The child pushes away her mom's hand. She wants to try walking on her own, away from the hand that clutches at her shoulder and arm.

I love watching adults do cartwheels or dance spontaneously.

A hard blue river foaming at the mouth.

Sunday, July 3, 2016

The Melancholy in Harvey (1950)

Title: Harvey
Director: Henry Koster
Language: English
Rating: Not Rated

On the surface, Harvey is a light-hearted story. It features Elwood P. Dowd (James Stewart), a gentle middle-aged man whose best friend is a giant rabbit named Harvey. For the most part, only Elwood can see Harvey and talk to him (though others might get a glimpse now and then). A question that runs throughout the movie is whether or not Harvey is "real." Is he a figment of Elwood's imagination, or is he an animal spirit of some kind with a presence outside of Elwood's mind? At one point Elwood gets taken to a psychiatric hospital, and the joke is that the staff assumes that his overwrought sister, Veta Louise Simmons (Josephine Hull), is the patient and not him. He's so polite and laid-back, so gentle and courteous. Maybe it doesn't matter that he's hallucinating a giant bunny who's his closest friend.

Movie poster for Harvey (1950)

In many ways, the movie is fun (like when Elwood's portrait with Harvey comes on-screen). And its general tone of kindliness and gentle mischief suits the main character. The movie questions people's need to pathologize eccentric behavior. If Elwood isn't harming anyone, why not leave him alone? Elwood gets along well with pretty much everyone. He sees beautiful things in people, their potential for good. He's able to regard them with patience and love.

In contrast, the movie's authority figures are often petty, small-minded, and driven by their egos. They insist only on their version of reality. One pompous young psychiatrist even gets annoyed with the sensitivity and caring discernment of Ruth Kelly (Peggy Dow), a nurse at the institution. As for Elwood's sister - she wants to accept and love her brother, but she's also afraid to believe in Harvey's existence. She has an inkling that the rabbit is real in some way. But if she allows for a reality where a giant mostly invisible rabbit is real, wouldn't that mean she's crazy? Her efforts to avoid the appearance of craziness often lead her to act in unbalanced, neurotic ways.

Throughout Harvey, Elwood's calm, beautiful thoughts and the charm of his eccentricity shine through. But there's no doubt the movie is melancholy too. Elwood is a ruin in some ways. He drinks steadily. He doesn't seem to have any adult responsibilities; he lives with his sister, who runs the household. His life is made pleasant by alcohol, Harvey, and an appreciation of people's company. There are a few moments when he reflects on himself, and his tone is wistful. "I'd almost be willing to live my life over again. Almost," he says. And, "I've wrestled with reality for 35 years, Doctor, and I'm happy to state I've won out over it." He says he was smart for years, but now recommends being pleasant.

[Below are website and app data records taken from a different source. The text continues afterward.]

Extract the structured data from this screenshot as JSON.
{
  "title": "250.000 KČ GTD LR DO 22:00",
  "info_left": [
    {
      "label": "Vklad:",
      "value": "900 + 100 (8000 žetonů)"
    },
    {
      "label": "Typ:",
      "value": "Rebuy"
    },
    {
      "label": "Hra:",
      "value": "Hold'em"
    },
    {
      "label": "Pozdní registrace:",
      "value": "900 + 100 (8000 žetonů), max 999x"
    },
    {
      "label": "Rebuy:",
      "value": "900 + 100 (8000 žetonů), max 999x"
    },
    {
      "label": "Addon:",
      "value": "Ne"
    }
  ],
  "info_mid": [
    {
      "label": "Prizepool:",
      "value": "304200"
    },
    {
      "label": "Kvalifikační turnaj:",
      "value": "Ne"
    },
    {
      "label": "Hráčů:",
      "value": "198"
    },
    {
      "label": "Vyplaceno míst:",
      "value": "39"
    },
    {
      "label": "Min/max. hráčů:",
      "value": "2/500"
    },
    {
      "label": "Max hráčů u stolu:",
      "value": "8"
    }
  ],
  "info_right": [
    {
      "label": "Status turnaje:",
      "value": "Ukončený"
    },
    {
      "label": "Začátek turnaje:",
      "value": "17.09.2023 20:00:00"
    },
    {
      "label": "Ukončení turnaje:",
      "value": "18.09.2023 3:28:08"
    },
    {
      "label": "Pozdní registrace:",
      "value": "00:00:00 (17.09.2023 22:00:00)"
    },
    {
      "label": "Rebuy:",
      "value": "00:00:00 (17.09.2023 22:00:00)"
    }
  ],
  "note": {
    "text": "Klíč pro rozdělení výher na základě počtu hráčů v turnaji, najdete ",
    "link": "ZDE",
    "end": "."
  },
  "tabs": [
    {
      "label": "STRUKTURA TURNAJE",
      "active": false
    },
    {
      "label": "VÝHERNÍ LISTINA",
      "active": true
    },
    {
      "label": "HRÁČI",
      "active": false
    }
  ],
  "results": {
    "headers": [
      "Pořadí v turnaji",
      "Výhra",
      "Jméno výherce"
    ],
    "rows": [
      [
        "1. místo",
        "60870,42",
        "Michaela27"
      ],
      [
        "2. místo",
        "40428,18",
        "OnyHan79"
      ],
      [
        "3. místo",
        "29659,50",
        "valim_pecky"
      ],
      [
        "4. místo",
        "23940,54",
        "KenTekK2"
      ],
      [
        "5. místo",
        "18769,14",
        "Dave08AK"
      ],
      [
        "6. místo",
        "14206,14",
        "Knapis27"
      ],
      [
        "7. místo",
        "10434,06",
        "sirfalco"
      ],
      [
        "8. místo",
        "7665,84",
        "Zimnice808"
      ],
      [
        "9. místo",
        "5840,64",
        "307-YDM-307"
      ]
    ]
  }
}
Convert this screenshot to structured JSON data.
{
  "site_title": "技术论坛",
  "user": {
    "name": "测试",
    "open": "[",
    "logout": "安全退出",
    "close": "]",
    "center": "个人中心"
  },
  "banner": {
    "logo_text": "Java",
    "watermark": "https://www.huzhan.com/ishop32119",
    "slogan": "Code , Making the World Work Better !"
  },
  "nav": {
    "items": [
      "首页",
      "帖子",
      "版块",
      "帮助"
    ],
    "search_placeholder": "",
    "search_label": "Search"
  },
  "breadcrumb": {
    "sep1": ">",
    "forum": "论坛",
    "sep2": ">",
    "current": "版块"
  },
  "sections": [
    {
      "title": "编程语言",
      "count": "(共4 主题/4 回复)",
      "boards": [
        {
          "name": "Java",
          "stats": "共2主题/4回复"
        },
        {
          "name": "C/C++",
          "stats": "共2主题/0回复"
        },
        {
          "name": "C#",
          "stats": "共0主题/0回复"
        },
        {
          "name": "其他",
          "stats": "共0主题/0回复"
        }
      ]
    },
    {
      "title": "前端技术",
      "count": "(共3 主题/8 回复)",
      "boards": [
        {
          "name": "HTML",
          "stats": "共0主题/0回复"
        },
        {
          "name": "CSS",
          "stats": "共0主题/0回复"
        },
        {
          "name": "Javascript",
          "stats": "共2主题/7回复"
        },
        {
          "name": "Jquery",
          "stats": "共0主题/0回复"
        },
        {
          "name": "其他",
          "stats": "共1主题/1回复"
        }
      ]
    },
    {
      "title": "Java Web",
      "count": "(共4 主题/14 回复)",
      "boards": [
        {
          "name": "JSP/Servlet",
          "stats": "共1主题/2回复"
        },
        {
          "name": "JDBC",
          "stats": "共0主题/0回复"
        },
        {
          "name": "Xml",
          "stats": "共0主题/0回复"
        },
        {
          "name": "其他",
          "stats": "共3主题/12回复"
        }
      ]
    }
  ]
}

Although he views the world in a kindly way, he needs protection from it. Maybe the only way to cope with other people's hardness, and their ruthless determination to get everyone to think as they do, is to soften the world and see it through a haze. To imagine, as a constant companion, a friend who isn't even human and in that way offers safe relief for loneliness.

Nurse Kelly at one point feels that Elwood truly sees her, and she wonders if she'll ever feel happier than at that moment. Because will anyone else ever take the time to sincerely understand her? She's used to getting talked over. Like Elwood, she lacks ruthlessness. How will she continue negotiating a world where sensitivity and patience have little value or means of expression? A thick cushion of imagination and drink helps Elwood live as a child-like old soul and go about his life largely untroubled. Other people might adopt a similar approach, though less extreme. Some remind themselves to be more kind, to take more time to really listen. Many become callous.

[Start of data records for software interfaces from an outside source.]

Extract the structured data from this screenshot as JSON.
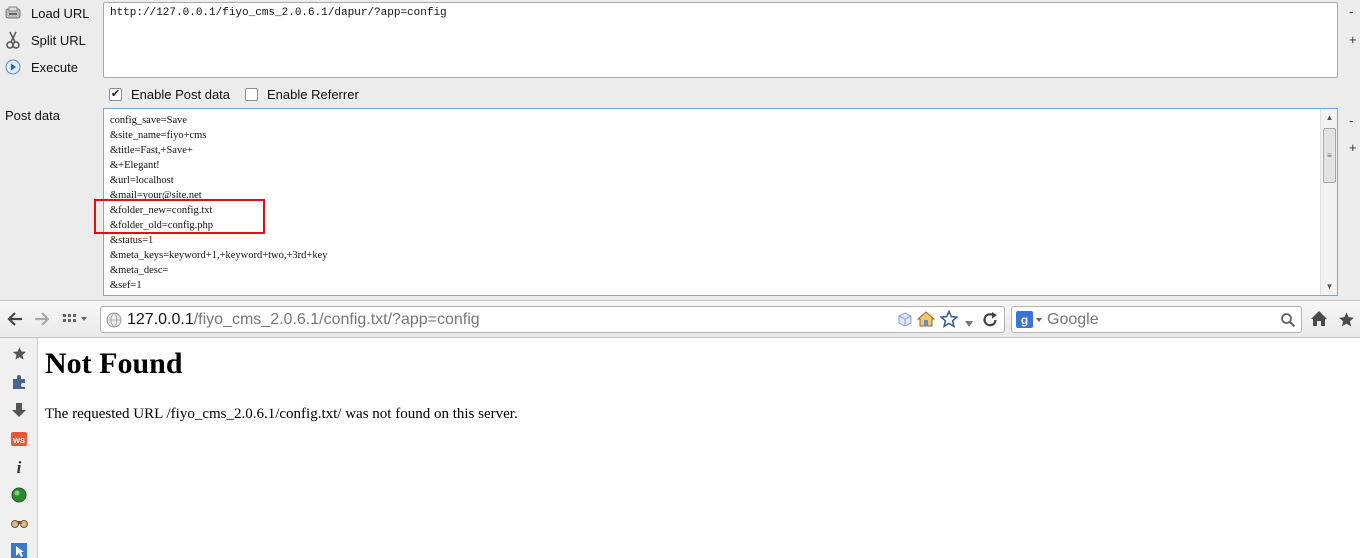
{
  "hackbar": {
    "load_url": "Load URL",
    "split_url": "Split URL",
    "execute": "Execute",
    "url_value": "http://127.0.0.1/fiyo_cms_2.0.6.1/dapur/?app=config",
    "enable_post": "Enable Post data",
    "enable_referrer": "Enable Referrer",
    "enable_post_checked": true,
    "enable_referrer_checked": false,
    "post_label": "Post data",
    "post_lines": [
      "config_save=Save",
      "&site_name=fiyo+cms",
      "&title=Fast,+Save+",
      "&+Elegant!",
      "&url=localhost",
      "&mail=your@site.net",
      "&folder_new=config.txt",
      "&folder_old=config.php",
      "&status=1",
      "&meta_keys=keyword+1,+keyword+two,+3rd+key",
      "&meta_desc=",
      "&sef=1"
    ],
    "side_minus": "-",
    "side_plus": "+",
    "highlight_color": "#e01010"
  },
  "nav": {
    "url_host": "127.0.0.1",
    "url_path": "/fiyo_cms_2.0.6.1/config.txt/?app=config",
    "search_placeholder": "Google"
  },
  "page": {
    "title": "Not Found",
    "message": "The requested URL /fiyo_cms_2.0.6.1/config.txt/ was not found on this server."
  }
}
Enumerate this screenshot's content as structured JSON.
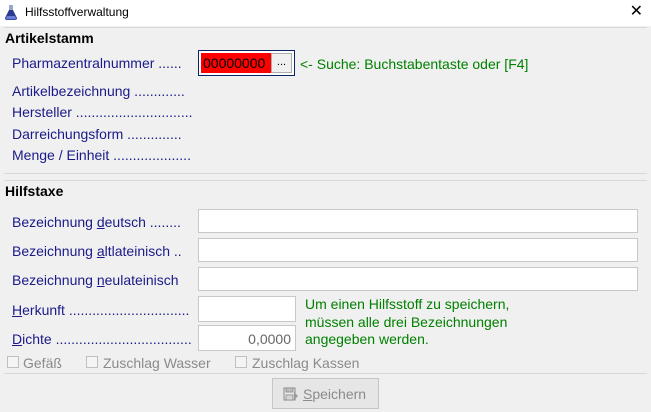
{
  "window": {
    "title": "Hilfsstoffverwaltung",
    "close_glyph": "✕",
    "icon": "flask-icon"
  },
  "artikelstamm": {
    "group_title": "Artikelstamm",
    "pzn_label": "Pharmazentralnummer ......",
    "pzn_value": "00000000",
    "pzn_button_label": "...",
    "search_hint": "<- Suche: Buchstabentaste oder [F4]",
    "artikelbezeichnung_label": "Artikelbezeichnung .............",
    "hersteller_label": "Hersteller ..............................",
    "darreichungsform_label": "Darreichungsform ..............",
    "menge_label": "Menge / Einheit ....................",
    "colors": {
      "pzn_bg": "#ff0000",
      "hint": "#008000",
      "label": "#1a1a8a"
    }
  },
  "hilfstaxe": {
    "group_title": "Hilfstaxe",
    "bez_deutsch": {
      "pre": "Bezeichnung ",
      "ul": "d",
      "post": "eutsch ........",
      "value": ""
    },
    "bez_altlat": {
      "pre": "Bezeichnung ",
      "ul": "a",
      "post": "ltlateinisch ..",
      "value": ""
    },
    "bez_neulat": {
      "pre": "Bezeichnung ",
      "ul": "n",
      "post": "eulateinisch",
      "value": ""
    },
    "herkunft": {
      "ul": "H",
      "post": "erkunft ...............................",
      "value": ""
    },
    "dichte": {
      "ul": "D",
      "post": "ichte ...................................",
      "value": "0,0000"
    },
    "save_hint_line1": "Um einen Hilfsstoff zu speichern,",
    "save_hint_line2": "müssen alle drei Bezeichnungen",
    "save_hint_line3": "angegeben werden."
  },
  "checkboxes": [
    {
      "label": "Gefäß",
      "checked": false
    },
    {
      "label": "Zuschlag Wasser",
      "checked": false
    },
    {
      "label": "Zuschlag Kassen",
      "checked": false
    }
  ],
  "save_button": {
    "ul": "S",
    "post": "peichern",
    "icon": "save-icon",
    "enabled": false
  }
}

Elwood doesn't skip around bestowing uncomplicated happiness on everyone. He remains on the fringes of his town as a kindly alcoholic who can make people smile sometimes, and sometimes get them to think more deeply about their life. That's beautiful, in and of itself. He has a beautiful soul, and it's bruised deep.

(Image source: Wikipedia.)